### YOUR OBJECTIVE
Pictures don't belong in the copy; print all the records exactly.

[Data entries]

▼▼▼

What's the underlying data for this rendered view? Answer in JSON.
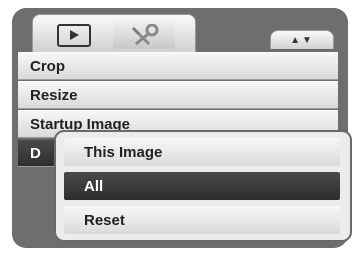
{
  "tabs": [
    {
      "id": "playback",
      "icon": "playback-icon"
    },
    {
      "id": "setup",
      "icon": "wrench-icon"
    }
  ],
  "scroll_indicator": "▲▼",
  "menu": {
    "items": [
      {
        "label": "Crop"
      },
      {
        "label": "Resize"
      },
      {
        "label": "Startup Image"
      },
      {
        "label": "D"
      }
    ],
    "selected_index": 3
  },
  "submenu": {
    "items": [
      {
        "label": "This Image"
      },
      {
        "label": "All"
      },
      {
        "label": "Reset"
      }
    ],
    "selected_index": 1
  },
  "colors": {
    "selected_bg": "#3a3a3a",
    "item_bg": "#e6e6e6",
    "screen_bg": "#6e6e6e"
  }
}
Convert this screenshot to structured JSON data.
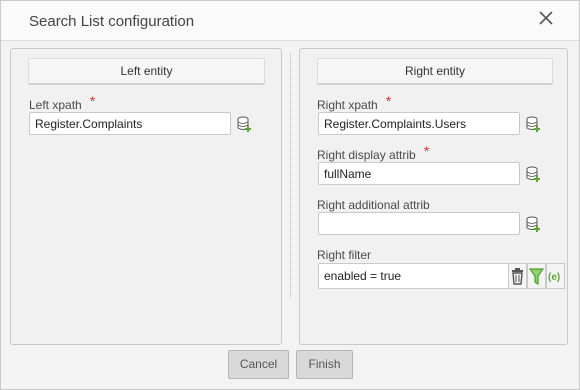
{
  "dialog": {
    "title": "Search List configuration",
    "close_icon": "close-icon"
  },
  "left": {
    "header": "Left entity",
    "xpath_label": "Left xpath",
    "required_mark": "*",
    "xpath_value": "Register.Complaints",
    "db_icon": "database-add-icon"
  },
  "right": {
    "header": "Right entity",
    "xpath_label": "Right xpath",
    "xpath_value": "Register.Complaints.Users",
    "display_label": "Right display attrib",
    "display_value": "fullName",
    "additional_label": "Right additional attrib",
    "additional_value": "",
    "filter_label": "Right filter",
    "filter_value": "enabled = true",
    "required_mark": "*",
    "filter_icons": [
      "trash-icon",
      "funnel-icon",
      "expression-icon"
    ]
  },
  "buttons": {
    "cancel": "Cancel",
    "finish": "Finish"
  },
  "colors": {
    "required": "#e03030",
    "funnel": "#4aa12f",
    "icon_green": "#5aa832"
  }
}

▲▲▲

### SOLUTION FOR THIS PROBLEM
What's the underlying data for this rendered view? Answer in JSON.
{
  "tabs": [
    {
      "id": "playback",
      "icon": "playback-icon"
    },
    {
      "id": "setup",
      "icon": "wrench-icon"
    }
  ],
  "scroll_indicator": "▲▼",
  "menu": {
    "items": [
      {
        "label": "Crop"
      },
      {
        "label": "Resize"
      },
      {
        "label": "Startup Image"
      },
      {
        "label": "D"
      }
    ],
    "selected_index": 3
  },
  "submenu": {
    "items": [
      {
        "label": "This Image"
      },
      {
        "label": "All"
      },
      {
        "label": "Reset"
      }
    ],
    "selected_index": 1
  },
  "colors": {
    "selected_bg": "#3a3a3a",
    "item_bg": "#e6e6e6",
    "screen_bg": "#6e6e6e"
  }
}
Convert this screenshot to structured JSON data.
{
  "dialog": {
    "title": "Search List configuration",
    "close_icon": "close-icon"
  },
  "left": {
    "header": "Left entity",
    "xpath_label": "Left xpath",
    "required_mark": "*",
    "xpath_value": "Register.Complaints",
    "db_icon": "database-add-icon"
  },
  "right": {
    "header": "Right entity",
    "xpath_label": "Right xpath",
    "xpath_value": "Register.Complaints.Users",
    "display_label": "Right display attrib",
    "display_value": "fullName",
    "additional_label": "Right additional attrib",
    "additional_value": "",
    "filter_label": "Right filter",
    "filter_value": "enabled = true",
    "required_mark": "*",
    "filter_icons": [
      "trash-icon",
      "funnel-icon",
      "expression-icon"
    ]
  },
  "buttons": {
    "cancel": "Cancel",
    "finish": "Finish"
  },
  "colors": {
    "required": "#e03030",
    "funnel": "#4aa12f",
    "icon_green": "#5aa832"
  }
}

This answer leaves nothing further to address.